Story Source:

The above story is based on materials provided by University Of Ulster. Note: Materials may be edited for content and length.


Cite This Page:

University Of Ulster. "Frog Venom Could Be Vital Weapon In Combatting Cancer And Heart Disease." ScienceDaily. ScienceDaily, 21 September 2001. <www.sciencedaily.com/releases/2001/09/010920072741.htm>.
University Of Ulster. (2001, September 21). Frog Venom Could Be Vital Weapon In Combatting Cancer And Heart Disease. ScienceDaily. Retrieved July 28, 2014 from www.sciencedaily.com/releases/2001/09/010920072741.htm
University Of Ulster. "Frog Venom Could Be Vital Weapon In Combatting Cancer And Heart Disease." ScienceDaily. www.sciencedaily.com/releases/2001/09/010920072741.htm (accessed July 28, 2014).

Share This




More Plants & Animals News

Monday, July 28, 2014

Featured Research

from universities, journals, and other organizations


Featured Videos

from AP, Reuters, AFP, and other news services

Raw: Sea Turtle Hatchlings Emerge from Nest

Raw: Sea Turtle Hatchlings Emerge from Nest

AP (July 27, 2014) A live-streaming webcam catches loggerhead sea turtle hatchlings emerging from a nest in the Florida Keys. (July 27) Video provided by AP
Powered by NewsLook.com
Trees Could Save More Than 850 Lives Each Year

Trees Could Save More Than 850 Lives Each Year

Newsy (July 27, 2014) A national study conducted by the USDA Forest Service found that trees collectively save more than 850 lives on an annual basis.
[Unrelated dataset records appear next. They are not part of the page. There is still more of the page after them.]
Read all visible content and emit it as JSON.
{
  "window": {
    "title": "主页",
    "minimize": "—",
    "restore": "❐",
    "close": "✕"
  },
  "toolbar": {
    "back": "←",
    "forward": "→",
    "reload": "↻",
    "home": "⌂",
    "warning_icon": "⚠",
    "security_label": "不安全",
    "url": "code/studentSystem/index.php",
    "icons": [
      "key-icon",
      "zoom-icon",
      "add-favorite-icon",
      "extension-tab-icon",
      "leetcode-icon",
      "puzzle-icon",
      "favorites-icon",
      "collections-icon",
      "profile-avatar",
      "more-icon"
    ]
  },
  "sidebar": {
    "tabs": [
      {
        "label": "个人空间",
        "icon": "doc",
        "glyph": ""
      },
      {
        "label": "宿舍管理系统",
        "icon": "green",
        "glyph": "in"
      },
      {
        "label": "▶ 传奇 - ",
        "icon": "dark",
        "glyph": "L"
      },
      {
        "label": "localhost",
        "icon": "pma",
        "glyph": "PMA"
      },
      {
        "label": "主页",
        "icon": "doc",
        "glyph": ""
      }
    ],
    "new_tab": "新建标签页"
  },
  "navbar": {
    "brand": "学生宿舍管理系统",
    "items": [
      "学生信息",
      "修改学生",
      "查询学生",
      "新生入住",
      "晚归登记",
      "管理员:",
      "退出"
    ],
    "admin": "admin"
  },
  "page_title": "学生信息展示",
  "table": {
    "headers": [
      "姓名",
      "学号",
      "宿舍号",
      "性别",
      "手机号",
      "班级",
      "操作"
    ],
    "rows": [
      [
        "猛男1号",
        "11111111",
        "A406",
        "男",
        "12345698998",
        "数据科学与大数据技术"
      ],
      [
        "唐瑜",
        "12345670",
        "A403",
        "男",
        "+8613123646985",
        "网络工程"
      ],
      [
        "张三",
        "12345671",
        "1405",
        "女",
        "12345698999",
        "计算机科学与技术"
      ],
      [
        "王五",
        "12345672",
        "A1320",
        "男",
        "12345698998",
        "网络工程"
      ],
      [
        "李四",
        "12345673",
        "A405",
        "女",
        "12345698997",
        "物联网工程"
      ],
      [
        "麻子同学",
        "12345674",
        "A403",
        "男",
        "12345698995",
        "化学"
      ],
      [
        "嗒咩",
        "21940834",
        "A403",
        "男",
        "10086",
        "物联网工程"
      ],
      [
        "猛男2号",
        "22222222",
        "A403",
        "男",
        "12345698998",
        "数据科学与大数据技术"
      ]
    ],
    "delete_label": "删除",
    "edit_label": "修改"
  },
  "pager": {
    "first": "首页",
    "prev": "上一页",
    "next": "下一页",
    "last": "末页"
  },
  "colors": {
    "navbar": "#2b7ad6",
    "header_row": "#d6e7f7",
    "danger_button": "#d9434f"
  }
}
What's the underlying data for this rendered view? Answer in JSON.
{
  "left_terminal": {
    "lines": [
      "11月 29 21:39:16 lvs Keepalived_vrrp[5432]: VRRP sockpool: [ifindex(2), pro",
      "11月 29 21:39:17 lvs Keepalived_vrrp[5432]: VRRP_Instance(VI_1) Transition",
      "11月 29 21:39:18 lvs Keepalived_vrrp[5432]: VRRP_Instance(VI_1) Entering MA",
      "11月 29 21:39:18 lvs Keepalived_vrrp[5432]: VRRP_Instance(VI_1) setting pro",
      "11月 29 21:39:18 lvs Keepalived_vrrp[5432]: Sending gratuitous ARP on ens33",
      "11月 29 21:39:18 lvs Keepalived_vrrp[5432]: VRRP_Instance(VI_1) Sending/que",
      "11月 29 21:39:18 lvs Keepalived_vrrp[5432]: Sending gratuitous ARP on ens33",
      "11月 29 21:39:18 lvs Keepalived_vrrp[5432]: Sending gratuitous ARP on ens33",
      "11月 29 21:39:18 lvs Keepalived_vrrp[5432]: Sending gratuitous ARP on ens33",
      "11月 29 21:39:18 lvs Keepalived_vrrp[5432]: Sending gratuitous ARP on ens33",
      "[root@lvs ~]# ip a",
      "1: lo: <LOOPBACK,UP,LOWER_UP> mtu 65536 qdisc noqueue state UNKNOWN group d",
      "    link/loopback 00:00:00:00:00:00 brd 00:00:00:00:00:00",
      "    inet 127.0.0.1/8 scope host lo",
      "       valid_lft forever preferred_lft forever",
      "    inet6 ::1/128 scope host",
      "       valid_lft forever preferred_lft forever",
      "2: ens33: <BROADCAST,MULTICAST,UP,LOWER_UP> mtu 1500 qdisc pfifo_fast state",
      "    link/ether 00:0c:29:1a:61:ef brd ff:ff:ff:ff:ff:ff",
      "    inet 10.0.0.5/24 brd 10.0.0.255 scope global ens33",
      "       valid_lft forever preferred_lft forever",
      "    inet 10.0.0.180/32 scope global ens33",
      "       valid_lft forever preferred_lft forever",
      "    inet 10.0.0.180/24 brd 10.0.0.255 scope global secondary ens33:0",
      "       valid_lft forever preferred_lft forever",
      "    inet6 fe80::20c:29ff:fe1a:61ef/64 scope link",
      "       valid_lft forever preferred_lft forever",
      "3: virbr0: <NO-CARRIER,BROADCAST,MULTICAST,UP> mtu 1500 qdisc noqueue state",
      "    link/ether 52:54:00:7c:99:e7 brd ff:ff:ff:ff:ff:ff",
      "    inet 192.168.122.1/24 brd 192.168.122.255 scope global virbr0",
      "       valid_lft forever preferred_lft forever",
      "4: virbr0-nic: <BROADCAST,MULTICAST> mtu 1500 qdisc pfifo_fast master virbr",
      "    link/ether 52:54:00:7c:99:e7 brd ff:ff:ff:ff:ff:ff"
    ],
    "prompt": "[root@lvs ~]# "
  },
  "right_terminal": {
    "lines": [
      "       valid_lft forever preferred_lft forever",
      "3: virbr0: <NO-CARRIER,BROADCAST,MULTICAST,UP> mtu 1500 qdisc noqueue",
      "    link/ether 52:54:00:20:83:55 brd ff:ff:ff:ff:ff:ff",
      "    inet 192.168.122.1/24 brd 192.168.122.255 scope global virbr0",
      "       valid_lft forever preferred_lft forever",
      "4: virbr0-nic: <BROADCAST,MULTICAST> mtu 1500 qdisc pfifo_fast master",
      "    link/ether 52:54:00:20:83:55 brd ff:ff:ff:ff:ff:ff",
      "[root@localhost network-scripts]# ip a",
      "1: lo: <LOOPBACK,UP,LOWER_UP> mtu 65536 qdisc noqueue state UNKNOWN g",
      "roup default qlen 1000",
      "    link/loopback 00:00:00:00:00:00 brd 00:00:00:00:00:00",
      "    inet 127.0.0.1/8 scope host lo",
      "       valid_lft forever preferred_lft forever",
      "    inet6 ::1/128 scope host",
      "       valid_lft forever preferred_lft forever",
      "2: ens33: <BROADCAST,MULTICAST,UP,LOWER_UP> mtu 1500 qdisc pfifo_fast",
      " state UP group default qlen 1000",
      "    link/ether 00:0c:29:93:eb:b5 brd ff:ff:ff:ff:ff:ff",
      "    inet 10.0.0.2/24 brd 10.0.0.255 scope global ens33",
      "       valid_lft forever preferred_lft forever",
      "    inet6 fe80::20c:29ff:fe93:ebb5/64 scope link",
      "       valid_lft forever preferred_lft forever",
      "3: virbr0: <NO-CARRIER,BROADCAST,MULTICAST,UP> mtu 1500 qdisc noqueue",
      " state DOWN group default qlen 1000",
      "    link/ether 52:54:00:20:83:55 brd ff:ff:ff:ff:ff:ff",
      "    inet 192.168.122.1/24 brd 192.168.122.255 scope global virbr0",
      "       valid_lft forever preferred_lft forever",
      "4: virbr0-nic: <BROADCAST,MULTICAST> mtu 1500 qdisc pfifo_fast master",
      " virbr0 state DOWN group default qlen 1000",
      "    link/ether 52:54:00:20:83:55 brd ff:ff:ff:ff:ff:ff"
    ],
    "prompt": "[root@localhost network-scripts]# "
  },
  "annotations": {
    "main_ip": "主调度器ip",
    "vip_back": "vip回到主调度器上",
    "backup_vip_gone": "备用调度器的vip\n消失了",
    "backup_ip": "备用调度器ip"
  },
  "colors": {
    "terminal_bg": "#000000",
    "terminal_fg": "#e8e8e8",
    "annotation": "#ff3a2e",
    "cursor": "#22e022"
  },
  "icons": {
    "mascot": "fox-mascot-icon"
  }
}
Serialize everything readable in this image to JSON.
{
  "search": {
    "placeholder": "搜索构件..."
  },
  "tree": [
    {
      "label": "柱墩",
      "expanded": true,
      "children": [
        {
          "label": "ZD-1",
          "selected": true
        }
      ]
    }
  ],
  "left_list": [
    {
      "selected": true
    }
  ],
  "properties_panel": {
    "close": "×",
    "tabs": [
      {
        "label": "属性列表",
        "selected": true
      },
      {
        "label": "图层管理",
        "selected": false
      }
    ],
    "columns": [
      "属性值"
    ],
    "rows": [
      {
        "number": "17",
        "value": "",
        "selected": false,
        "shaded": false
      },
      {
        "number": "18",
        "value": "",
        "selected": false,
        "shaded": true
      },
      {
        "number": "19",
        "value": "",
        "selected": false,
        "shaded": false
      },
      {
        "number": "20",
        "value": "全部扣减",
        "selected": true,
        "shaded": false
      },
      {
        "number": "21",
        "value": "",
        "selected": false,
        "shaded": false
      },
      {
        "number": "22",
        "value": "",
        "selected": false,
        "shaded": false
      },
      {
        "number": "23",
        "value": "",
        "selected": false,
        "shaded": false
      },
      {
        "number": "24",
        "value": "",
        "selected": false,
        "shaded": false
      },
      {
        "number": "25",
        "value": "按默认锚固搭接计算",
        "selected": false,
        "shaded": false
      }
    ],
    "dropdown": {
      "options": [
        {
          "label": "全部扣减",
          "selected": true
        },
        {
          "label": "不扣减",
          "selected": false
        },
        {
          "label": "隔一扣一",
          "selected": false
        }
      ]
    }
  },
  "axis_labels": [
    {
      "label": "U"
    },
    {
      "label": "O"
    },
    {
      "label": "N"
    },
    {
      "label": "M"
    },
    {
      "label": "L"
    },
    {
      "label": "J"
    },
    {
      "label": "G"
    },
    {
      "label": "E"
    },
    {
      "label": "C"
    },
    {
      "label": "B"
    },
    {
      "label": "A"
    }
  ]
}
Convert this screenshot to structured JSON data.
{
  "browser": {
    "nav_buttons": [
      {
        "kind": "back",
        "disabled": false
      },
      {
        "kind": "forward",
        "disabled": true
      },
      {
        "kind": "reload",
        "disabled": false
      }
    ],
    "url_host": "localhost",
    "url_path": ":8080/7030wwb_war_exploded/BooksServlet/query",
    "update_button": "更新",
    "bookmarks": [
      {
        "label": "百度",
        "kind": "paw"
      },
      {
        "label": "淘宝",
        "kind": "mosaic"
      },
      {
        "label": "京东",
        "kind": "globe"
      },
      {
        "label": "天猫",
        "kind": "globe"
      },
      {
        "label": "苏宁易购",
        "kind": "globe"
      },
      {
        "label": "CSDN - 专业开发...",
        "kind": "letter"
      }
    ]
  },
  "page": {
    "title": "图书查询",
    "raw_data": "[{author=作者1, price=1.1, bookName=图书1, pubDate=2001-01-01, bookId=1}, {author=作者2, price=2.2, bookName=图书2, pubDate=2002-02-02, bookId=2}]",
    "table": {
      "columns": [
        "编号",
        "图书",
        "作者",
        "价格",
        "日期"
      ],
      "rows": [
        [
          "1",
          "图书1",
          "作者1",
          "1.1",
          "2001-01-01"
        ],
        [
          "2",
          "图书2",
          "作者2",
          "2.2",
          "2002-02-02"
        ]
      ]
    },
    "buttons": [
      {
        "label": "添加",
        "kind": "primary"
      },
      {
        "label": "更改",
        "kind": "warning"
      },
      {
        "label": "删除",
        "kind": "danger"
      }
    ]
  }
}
Video provided by Newsy
Powered by NewsLook.com
What's To Blame For Worst Ebola Outbreak In History?

What's To Blame For Worst Ebola Outbreak In History?

Newsy (July 27, 2014) A U.S. doctor has tested positive for the deadly Ebola virus, as the worst-ever outbreak continues to grow. Video provided by Newsy
Powered by NewsLook.com
The New York Times Backs Pot Legalization

The New York Times Backs Pot Legalization

Newsy (July 27, 2014) The New York Times has officially endorsed the legalization of marijuana, but why now, and to what end? Video provided by Newsy
Powered by NewsLook.com

Search ScienceDaily

Number of stories in archives: 140,361

Find with keyword(s):
Enter a keyword or phrase to search ScienceDaily for related topics and research stories.

Save/Print:
Share:

Breaking News:
from the past week

In Other News

... from NewsDaily.com

Science News

Health News

Environment News

Technology News



Save/Print:
Share:

Free Subscriptions


Get the latest science news with ScienceDaily's free email newsletters, updated daily and weekly. Or view hourly updated newsfeeds in your RSS reader:

Get Social & Mobile


Keep up to date with the latest news from ScienceDaily via social networks and mobile apps:

Have Feedback?


Tell us what you think of ScienceDaily -- we welcome both positive and negative comments. Have any problems using the site? Questions?
Mobile: iPhone Android Web
Follow: Facebook Twitter Google+
Subscribe: RSS Feeds Email Newsletters
Latest Headlines Health & Medicine Mind & Brain Space & Time Matter & Energy Computers & Math Plants & Animals Earth & Climate Fossils & Ruins